Tamper Chrome is an extension for Chrome that makes it possible to modify HTTP requests in order to pentest web applications.
To hack a web application you need to send all kinds of HTTP requests to it. There are several tools available to intercept and tamper with HTTP requests. Most of these tools, such as Burp and ZAP, are intercepting proxies. You configure the browser to connect to the intercepting proxy, and there you can view and modify requests. Tamper Chrome, in contrast, is implemented as a browser plugin and works from within the browser. This is another method of implementing functionality to tamper with HTTP requests, that has some interesting consequences.
Pentesting from the browser
Pentesting from within Chrome has its advantages. First, it is possible to run it in ChromeOS, so you can pentest from a Chromebook. Secondly, Tamper Chrome can be enabled per tab, so there is no need to have a separate browser for testing and normal browsing. There is also no need to configure proxy settings.
Using Tamper Chrome
After installation, Tamper Chrome adds a tab to the developer tools. In this tab, it offers several tools that can be enabled separately:
- Block / Reroute Requests
- Request Headers
- Response Headers
- Monitor PostMessages
- Monitor Reflected XSS
- Replay Requests (Experimental)
Several of these tools make it possible to intercept and tamper requests, but there are some tools that particularly make use of the close integration with the browser.
Monitor Reflected XSS
The tool to monitor for XSS shows something in the console every time a
<tcxss> tag or attribute is found. This makes it easy to test for XSS. Simply insert
The future of Tamper Chrome
Tamper Chrome is a little rough around the edges. It’s clearly some pentester’s own functional tool, and the developer has no aspirations to turn this into a general purpose pentesting product:

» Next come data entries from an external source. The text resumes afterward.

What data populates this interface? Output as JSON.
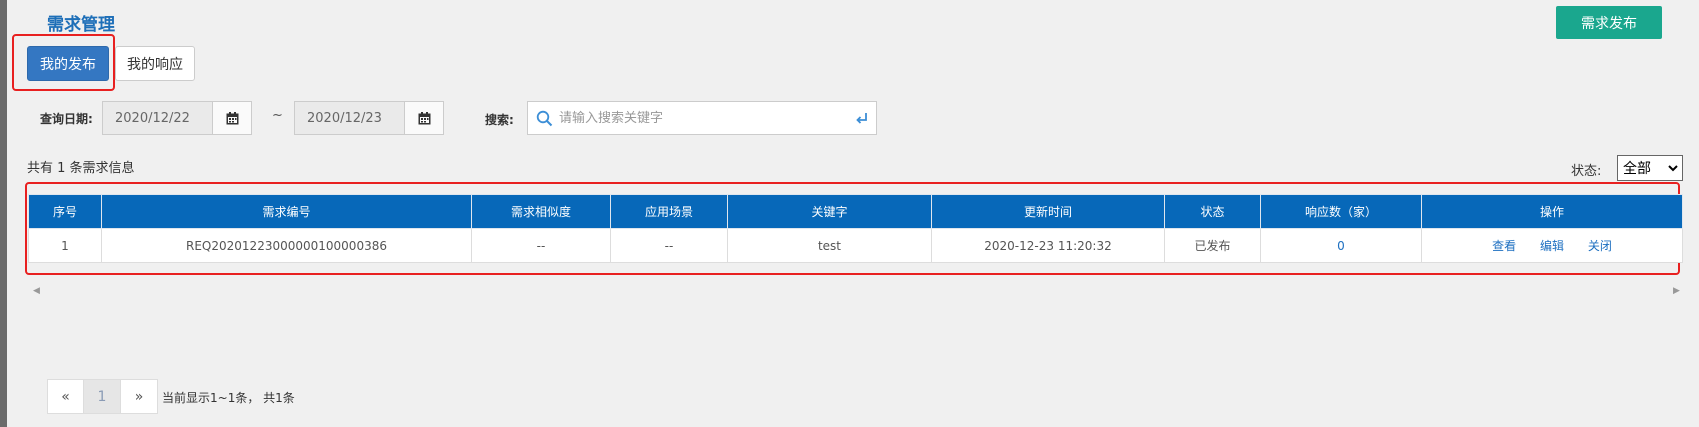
{
  "page": {
    "title": "需求管理",
    "publish_button": "需求发布"
  },
  "tabs": [
    {
      "label": "我的发布",
      "active": true
    },
    {
      "label": "我的响应",
      "active": false
    }
  ],
  "filters": {
    "date_label": "查询日期:",
    "date_from": "2020/12/22",
    "date_separator": "~",
    "date_to": "2020/12/23",
    "search_label": "搜索:",
    "search_placeholder": "请输入搜索关键字"
  },
  "summary": {
    "count_text": "共有 1 条需求信息",
    "status_label": "状态:",
    "status_value": "全部"
  },
  "table": {
    "headers": [
      "序号",
      "需求编号",
      "需求相似度",
      "应用场景",
      "关键字",
      "更新时间",
      "状态",
      "响应数（家）",
      "操作"
    ],
    "rows": [
      {
        "index": "1",
        "req_no": "REQ20201223000000100000386",
        "similarity": "--",
        "scenario": "--",
        "keyword": "test",
        "updated": "2020-12-23 11:20:32",
        "status": "已发布",
        "responses": "0",
        "actions": [
          "查看",
          "编辑",
          "关闭"
        ]
      }
    ]
  },
  "pagination": {
    "prev": "«",
    "current": "1",
    "next": "»",
    "info": "当前显示1~1条， 共1条"
  },
  "colors": {
    "header_bg": "#0768b9",
    "primary_tab": "#3477c2",
    "publish_button": "#1aa78e",
    "highlight_border": "#e82020",
    "link": "#1d6fc0"
  }
}
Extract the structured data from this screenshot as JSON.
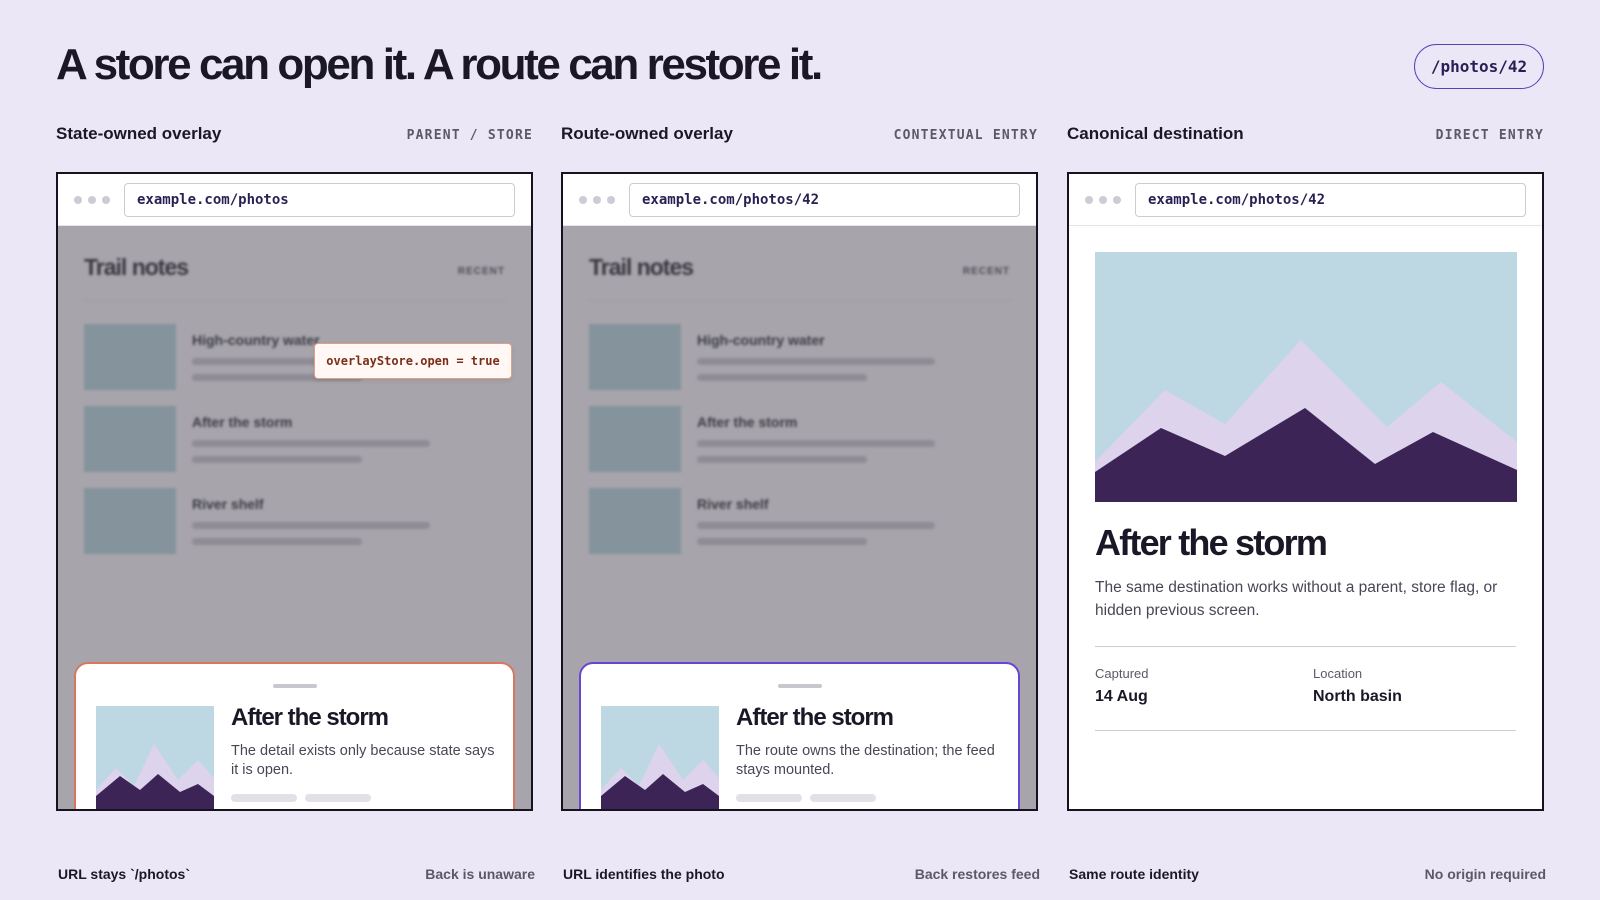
{
  "header": {
    "title": "A store can open it. A route can restore it.",
    "route_pill": "/photos/42"
  },
  "columns": [
    {
      "title": "State-owned overlay",
      "tag": "PARENT / STORE",
      "url": "example.com/photos",
      "feed": {
        "title": "Trail notes",
        "recent": "RECENT",
        "items": [
          "High-country water",
          "After the storm",
          "River shelf"
        ]
      },
      "state_badge": "overlayStore.open = true",
      "sheet": {
        "title": "After the storm",
        "text": "The detail exists only because state says it is open."
      },
      "footer": {
        "left": "URL stays `/photos`",
        "right": "Back is unaware"
      }
    },
    {
      "title": "Route-owned overlay",
      "tag": "CONTEXTUAL ENTRY",
      "url": "example.com/photos/42",
      "feed": {
        "title": "Trail notes",
        "recent": "RECENT",
        "items": [
          "High-country water",
          "After the storm",
          "River shelf"
        ]
      },
      "sheet": {
        "title": "After the storm",
        "text": "The route owns the destination; the feed stays mounted."
      },
      "footer": {
        "left": "URL identifies the photo",
        "right": "Back restores feed"
      }
    },
    {
      "title": "Canonical destination",
      "tag": "DIRECT ENTRY",
      "url": "example.com/photos/42",
      "detail": {
        "title": "After the storm",
        "text": "The same destination works without a parent, store flag, or hidden previous screen.",
        "meta": [
          {
            "label": "Captured",
            "value": "14 Aug"
          },
          {
            "label": "Location",
            "value": "North basin"
          }
        ]
      },
      "footer": {
        "left": "Same route identity",
        "right": "No origin required"
      }
    }
  ],
  "colors": {
    "background": "#ece7f7",
    "accent_purple": "#6a44d4",
    "accent_coral": "#d8775f",
    "mountain_dark": "#3d2456",
    "mountain_light": "#ddd3ec",
    "sky": "#bdd8e3"
  }
}
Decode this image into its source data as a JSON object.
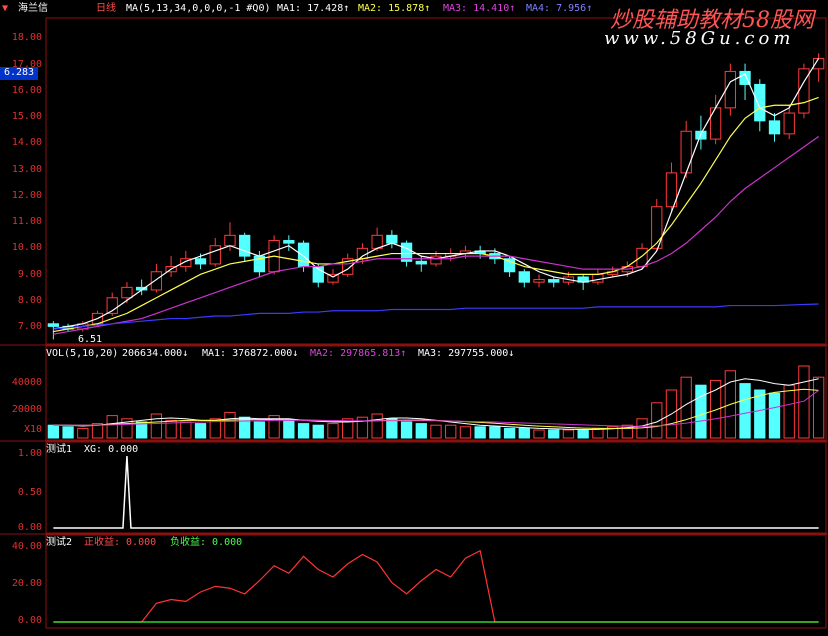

However, the concept of a pentesting tool in the browser shows much promise. Particularly detecting XSS DOM is something that can be done much easier in the browser than with an intercepting proxy. Intercepting message events sent by postMessage is not possible in an intercepting proxy at all, and this interface often goes untested. Pentesting from the browser offers easy installation and usage and good integration with the runtime environment of the webapp. I think there can be a successful Burp alternative in the browser. However, I don’t think Tamper Chrome will be it.